DATA FOR THE TASK below:

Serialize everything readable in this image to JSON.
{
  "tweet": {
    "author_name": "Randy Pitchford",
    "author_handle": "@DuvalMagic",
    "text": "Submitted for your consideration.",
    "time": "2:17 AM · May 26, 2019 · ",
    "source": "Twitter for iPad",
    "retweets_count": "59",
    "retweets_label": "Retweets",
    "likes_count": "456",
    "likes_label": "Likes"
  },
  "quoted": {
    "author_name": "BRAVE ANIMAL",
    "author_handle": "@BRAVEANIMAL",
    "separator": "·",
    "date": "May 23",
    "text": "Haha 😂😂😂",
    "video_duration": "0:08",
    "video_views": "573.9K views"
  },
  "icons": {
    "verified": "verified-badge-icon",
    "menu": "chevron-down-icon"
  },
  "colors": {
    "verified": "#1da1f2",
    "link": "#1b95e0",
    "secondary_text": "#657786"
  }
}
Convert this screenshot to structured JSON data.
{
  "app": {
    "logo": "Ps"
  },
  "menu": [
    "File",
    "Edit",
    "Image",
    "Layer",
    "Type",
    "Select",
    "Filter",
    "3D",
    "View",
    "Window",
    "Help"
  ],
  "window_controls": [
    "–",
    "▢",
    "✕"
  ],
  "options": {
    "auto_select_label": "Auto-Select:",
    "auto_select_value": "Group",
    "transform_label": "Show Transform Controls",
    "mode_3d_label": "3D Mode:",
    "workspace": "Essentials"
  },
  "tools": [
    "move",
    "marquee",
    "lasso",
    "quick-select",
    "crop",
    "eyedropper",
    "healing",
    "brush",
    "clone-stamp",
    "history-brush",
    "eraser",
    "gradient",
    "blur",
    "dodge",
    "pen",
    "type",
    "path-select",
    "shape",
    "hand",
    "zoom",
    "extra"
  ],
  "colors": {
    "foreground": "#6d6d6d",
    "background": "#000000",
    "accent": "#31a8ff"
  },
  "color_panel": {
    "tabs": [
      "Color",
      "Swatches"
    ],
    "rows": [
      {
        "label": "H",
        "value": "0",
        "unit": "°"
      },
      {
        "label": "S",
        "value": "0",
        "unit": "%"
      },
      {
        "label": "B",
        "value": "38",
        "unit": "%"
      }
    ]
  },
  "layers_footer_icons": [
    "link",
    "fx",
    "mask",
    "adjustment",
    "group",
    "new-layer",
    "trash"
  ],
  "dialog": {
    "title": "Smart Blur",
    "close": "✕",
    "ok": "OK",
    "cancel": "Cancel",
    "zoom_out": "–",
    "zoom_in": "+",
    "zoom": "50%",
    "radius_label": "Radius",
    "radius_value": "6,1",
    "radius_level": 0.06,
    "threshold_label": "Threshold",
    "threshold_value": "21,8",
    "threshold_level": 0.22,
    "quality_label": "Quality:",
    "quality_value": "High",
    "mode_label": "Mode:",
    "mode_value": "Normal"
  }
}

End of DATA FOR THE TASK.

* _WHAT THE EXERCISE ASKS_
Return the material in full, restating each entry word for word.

* _COMPLETED EXERCISE_
Serialize everything readable in this image to JSON.
{
  "tweet": {
    "author_name": "Randy Pitchford",
    "author_handle": "@DuvalMagic",
    "text": "Submitted for your consideration.",
    "time": "2:17 AM · May 26, 2019 · ",
    "source": "Twitter for iPad",
    "retweets_count": "59",
    "retweets_label": "Retweets",
    "likes_count": "456",
    "likes_label": "Likes"
  },
  "quoted": {
    "author_name": "BRAVE ANIMAL",
    "author_handle": "@BRAVEANIMAL",
    "separator": "·",
    "date": "May 23",
    "text": "Haha 😂😂😂",
    "video_duration": "0:08",
    "video_views": "573.9K views"
  },
  "icons": {
    "verified": "verified-badge-icon",
    "menu": "chevron-down-icon"
  },
  "colors": {
    "verified": "#1da1f2",
    "link": "#1b95e0",
    "secondary_text": "#657786"
  }
}
Convert this screenshot to structured JSON data.
{
  "app": {
    "logo": "Ps"
  },
  "menu": [
    "File",
    "Edit",
    "Image",
    "Layer",
    "Type",
    "Select",
    "Filter",
    "3D",
    "View",
    "Window",
    "Help"
  ],
  "window_controls": [
    "–",
    "▢",
    "✕"
  ],
  "options": {
    "auto_select_label": "Auto-Select:",
    "auto_select_value": "Group",
    "transform_label": "Show Transform Controls",
    "mode_3d_label": "3D Mode:",
    "workspace": "Essentials"
  },
  "tools": [
    "move",
    "marquee",
    "lasso",
    "quick-select",
    "crop",
    "eyedropper",
    "healing",
    "brush",
    "clone-stamp",
    "history-brush",
    "eraser",
    "gradient",
    "blur",
    "dodge",
    "pen",
    "type",
    "path-select",
    "shape",
    "hand",
    "zoom",
    "extra"
  ],
  "colors": {
    "foreground": "#6d6d6d",
    "background": "#000000",
    "accent": "#31a8ff"
  },
  "color_panel": {
    "tabs": [
      "Color",
      "Swatches"
    ],
    "rows": [
      {
        "label": "H",
        "value": "0",
        "unit": "°"
      },
      {
        "label": "S",
        "value": "0",
        "unit": "%"
      },
      {
        "label": "B",
        "value": "38",
        "unit": "%"
      }
    ]
  },
  "layers_footer_icons": [
    "link",
    "fx",
    "mask",
    "adjustment",
    "group",
    "new-layer",
    "trash"
  ],
  "dialog": {
    "title": "Smart Blur",
    "close": "✕",
    "ok": "OK",
    "cancel": "Cancel",
    "zoom_out": "–",
    "zoom_in": "+",
    "zoom": "50%",
    "radius_label": "Radius",
    "radius_value": "6,1",
    "radius_level": 0.06,
    "threshold_label": "Threshold",
    "threshold_value": "21,8",
    "threshold_level": 0.22,
    "quality_label": "Quality:",
    "quality_value": "High",
    "mode_label": "Mode:",
    "mode_value": "Normal"
  }
}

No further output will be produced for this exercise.